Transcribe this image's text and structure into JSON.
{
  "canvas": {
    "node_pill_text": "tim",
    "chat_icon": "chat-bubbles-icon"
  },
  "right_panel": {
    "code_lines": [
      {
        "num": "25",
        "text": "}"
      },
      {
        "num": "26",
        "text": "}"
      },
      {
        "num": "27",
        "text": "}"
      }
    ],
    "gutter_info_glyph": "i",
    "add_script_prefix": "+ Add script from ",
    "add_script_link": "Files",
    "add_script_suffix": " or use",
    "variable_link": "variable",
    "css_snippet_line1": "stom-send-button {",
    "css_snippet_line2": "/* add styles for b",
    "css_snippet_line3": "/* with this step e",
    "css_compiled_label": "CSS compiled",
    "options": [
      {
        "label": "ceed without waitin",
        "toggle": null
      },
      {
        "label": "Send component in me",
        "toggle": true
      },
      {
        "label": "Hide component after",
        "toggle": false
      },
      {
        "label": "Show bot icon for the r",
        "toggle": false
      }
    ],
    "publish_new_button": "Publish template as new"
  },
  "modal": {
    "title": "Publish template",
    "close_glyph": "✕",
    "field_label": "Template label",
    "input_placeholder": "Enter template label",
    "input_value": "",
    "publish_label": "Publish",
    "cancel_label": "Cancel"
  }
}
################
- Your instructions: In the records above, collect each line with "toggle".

- Result of the exercise:
        "toggle": null
        "toggle": true
        "toggle": false
        "toggle": false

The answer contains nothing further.